The footage is shown to the outside world, and suddenly the impossible comes into view. One of the most breathtaking scenes that you will ever see in film is from one such demonstration that fills a street to the horizon, over a hundred thousand people gathering to protest. Then, the camera pans to the buildings on the side, as a journalist shouts “There are so many…”. The buildings sag under the weight of people who crowd the windows and rooftops to cheer the monks onward. One protestor after another and the faces are no longer afraid, but screaming to the skies. And one such march reaches the guarded house of
Aung San Suu Kyi, who emerges briefly to wave at the crowd. The Burmese government was so sure that remarkable woman had been forgotten.

As with all movements, this uprising ground to a halt after curfews, arrests, and finally violent reaction bled the crowds dry. The military-run government responded in the only way it knew how – by filling the streets with the army. Despite the immediate dangers, Joshua’s reporters remained on the street and caught one scene of carnage after another. To this day nobody knows how many were killed this time, but the images were sent to the international media nonetheless: a Japanese reporter shot in the face at point blank range and carried away, monks beaten and arrested, monasteries raided, and the lifeless body of a monk floating in the river. The journalists are targeted as enemies of the state for getting the images out to the world to see. Three of them are taken away and given life sentences by the police. The hope amidst the people returned to its dormant state until the next outburst. In the meantime, Joshua prepares to recruit more journalists equipped only with a cell phone and a pair of stones I could only dream of carrying.

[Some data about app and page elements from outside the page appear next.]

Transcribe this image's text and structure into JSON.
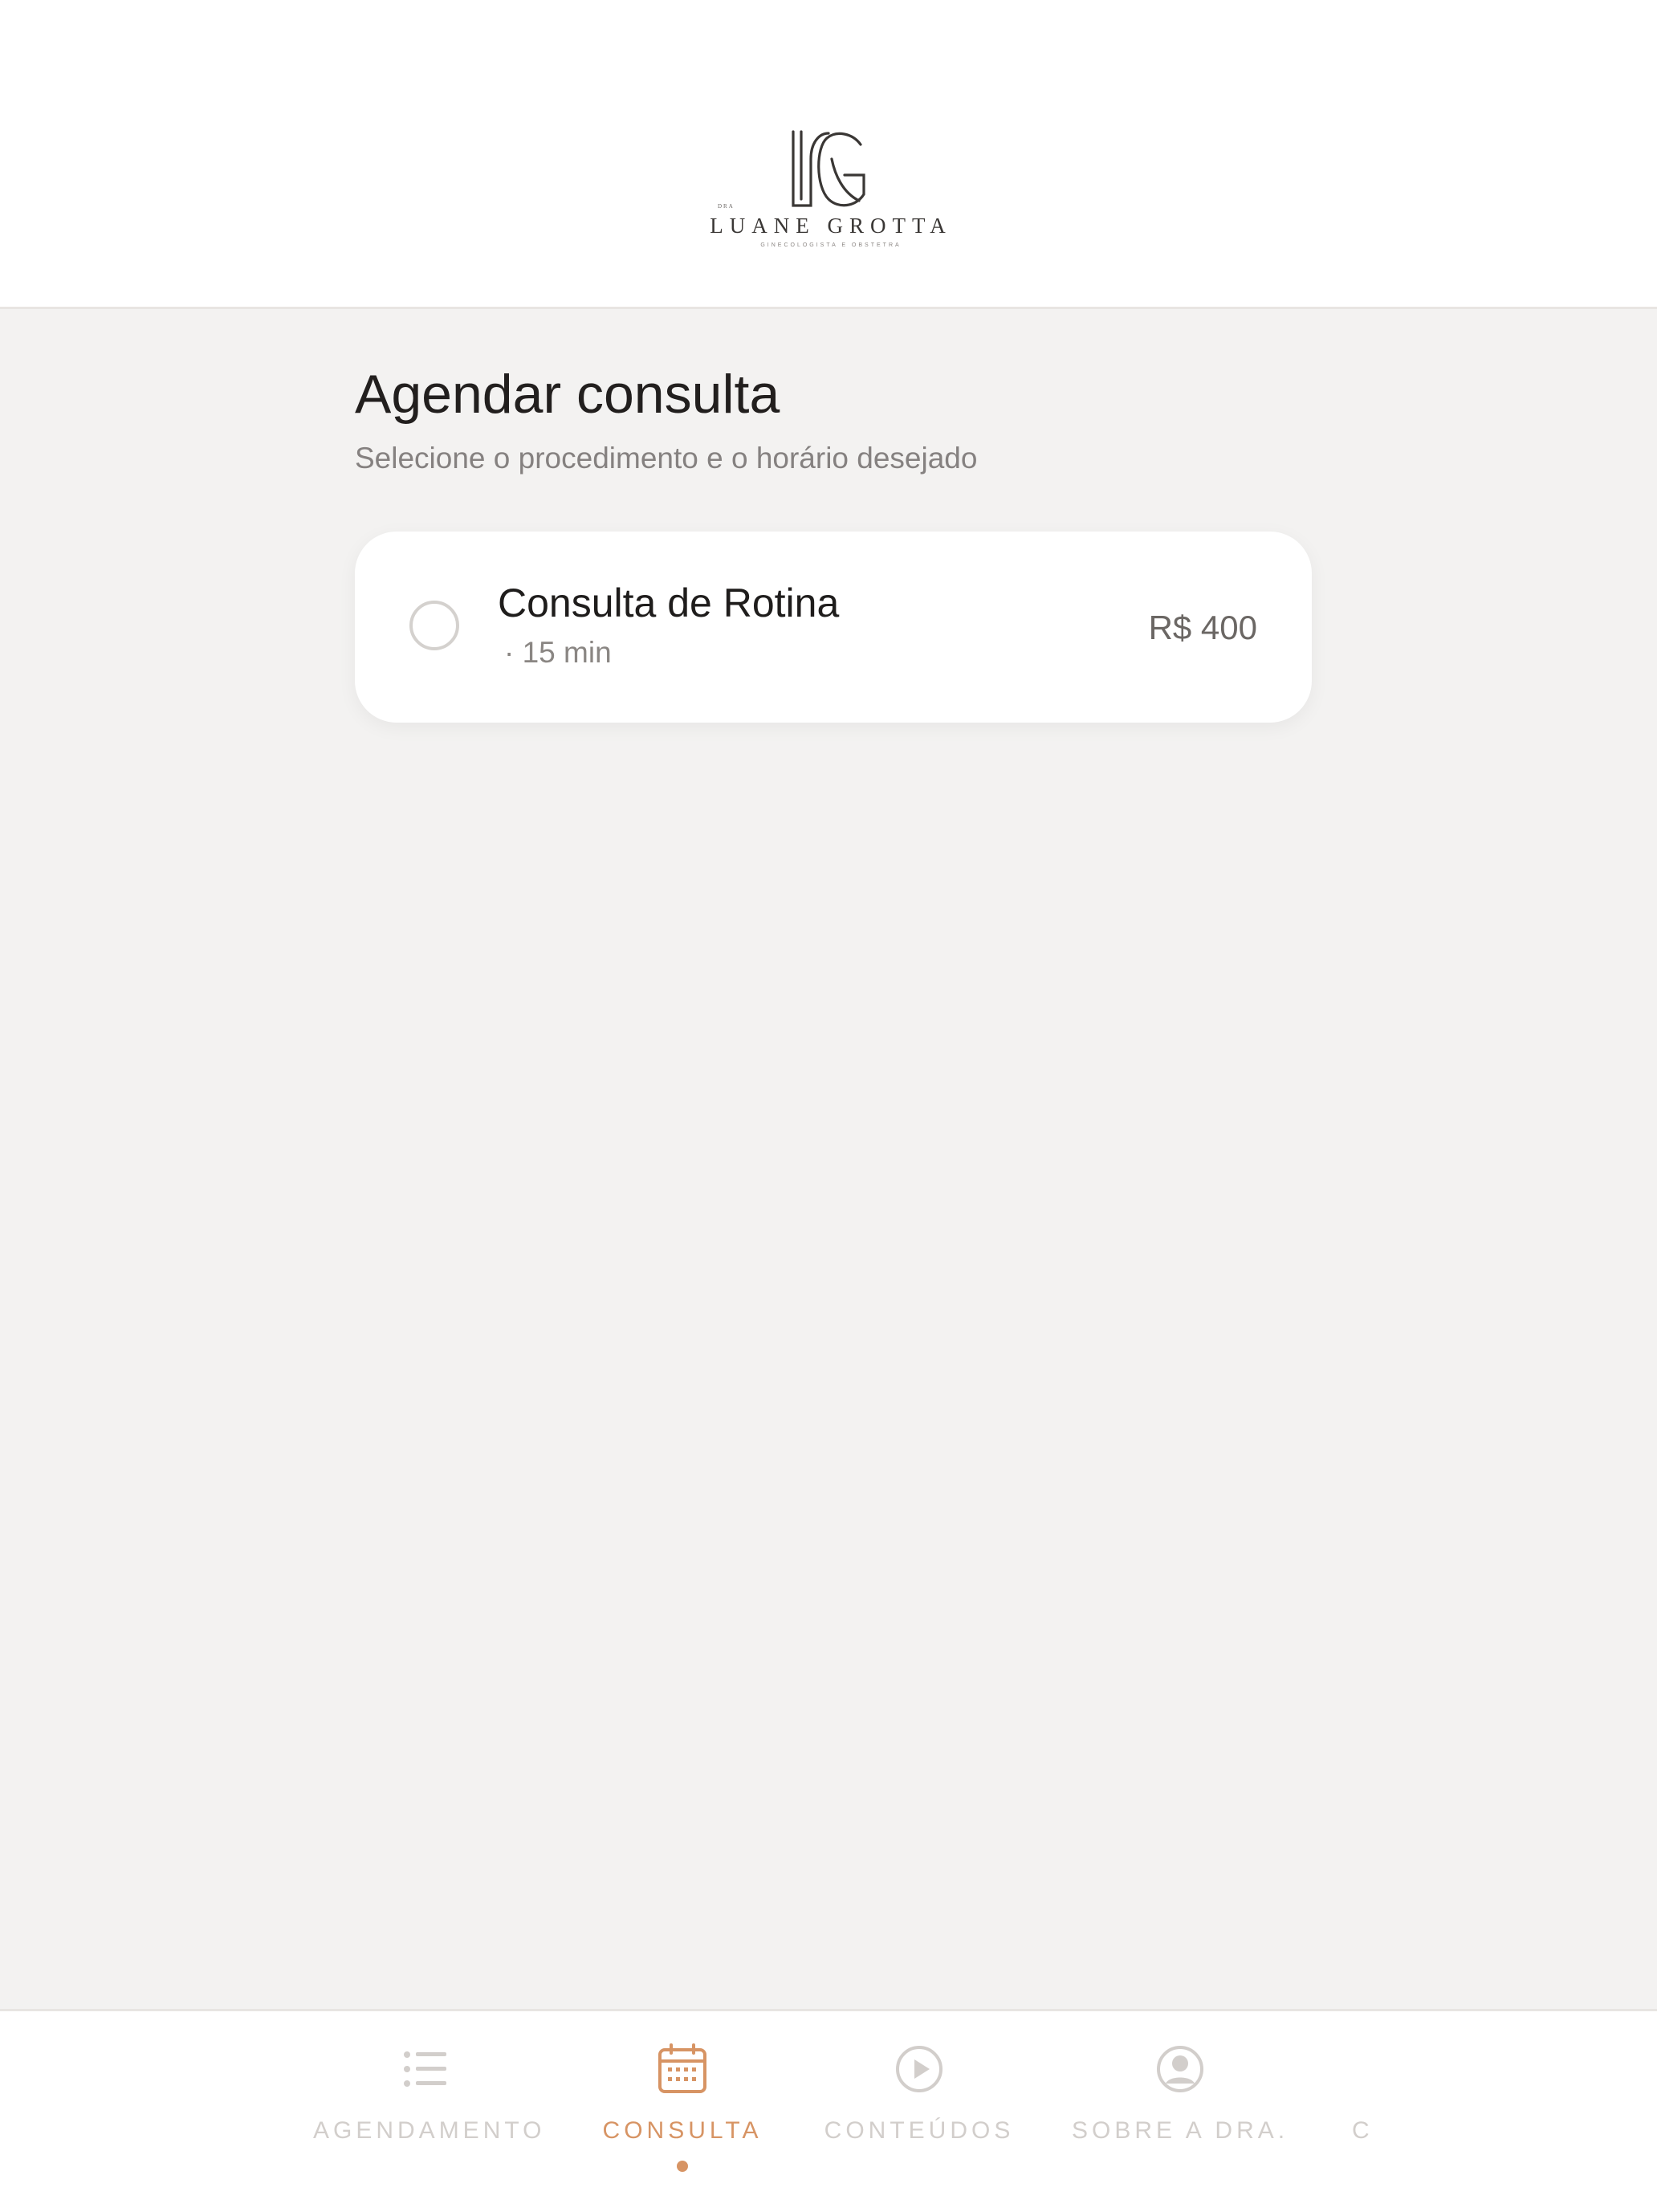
{
  "brand": {
    "small_prefix": "DRA",
    "name": "LUANE GROTTA",
    "tagline": "GINECOLOGISTA E OBSTETRA"
  },
  "page": {
    "title": "Agendar consulta",
    "subtitle": "Selecione o procedimento e o horário desejado"
  },
  "services": [
    {
      "name": "Consulta de Rotina",
      "duration": "· 15 min",
      "price": "R$ 400",
      "selected": false
    }
  ],
  "tabs": [
    {
      "label": "AGENDAMENTO",
      "icon": "list-icon",
      "active": false
    },
    {
      "label": "CONSULTA",
      "icon": "calendar-icon",
      "active": true
    },
    {
      "label": "CONTEÚDOS",
      "icon": "play-icon",
      "active": false
    },
    {
      "label": "SOBRE A DRA.",
      "icon": "user-circle-icon",
      "active": false
    }
  ],
  "colors": {
    "background": "#f3f2f1",
    "surface": "#ffffff",
    "accent": "#d79464",
    "inactive": "#d2cecb"
  }
}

Seated in a comfortable country like this one, I am struck by how clearly these people understand democracy. Willing to die for the chance to entertain the possibility of eventual democracy, these guys put the timid and fat journalists on the corporate-owned news networks to fucking shame. While those shitpieces merely repeat whatever information is given to them by government or business interests, the reporters of Burma VJ go out there and get the goods while hiding in a hole, under fire. The dull and docile reporting by the networks during the last two hobby wars in the Middle East signified the Fourth Estate was in great decay. Burma VJ has shown how utterly compromised to the point of uselessness that they have all become.

This is the future of the true journalism, ladies and gents, unpaid guerillas with amateur footage, giving you the real deal while the polished stations feed you the same old shite. The filmmakers suggested as much, providing a clip of the highly polished and colorful propaganda from the official news stations. Not that MSNBC or CNN are government-owned, of course – they parrot the acceptable news allowed by their owners, tainting any information they wish to pass on. FoxNews does not qualify as news, being a disciplined mouthpiece for Rupert Murdoch. These days, if you want to know what is going on, you need to either take the standard media with a tremendous grain of salt, or read underground shit like Buffalo Beast, or Al-Jazeera English. Apart from being entertaining, these sources are free from the massive conflict of interests that dominates our domestic news sources. The borderline insane reporters of Burma VJ tower above them all. They give us at least some hope that the free press will not die as we thought – it will just change as the rules are reinvented by forces beyond our control.

For more information about the film and how to get involved (if having a free press is of interest to you): website: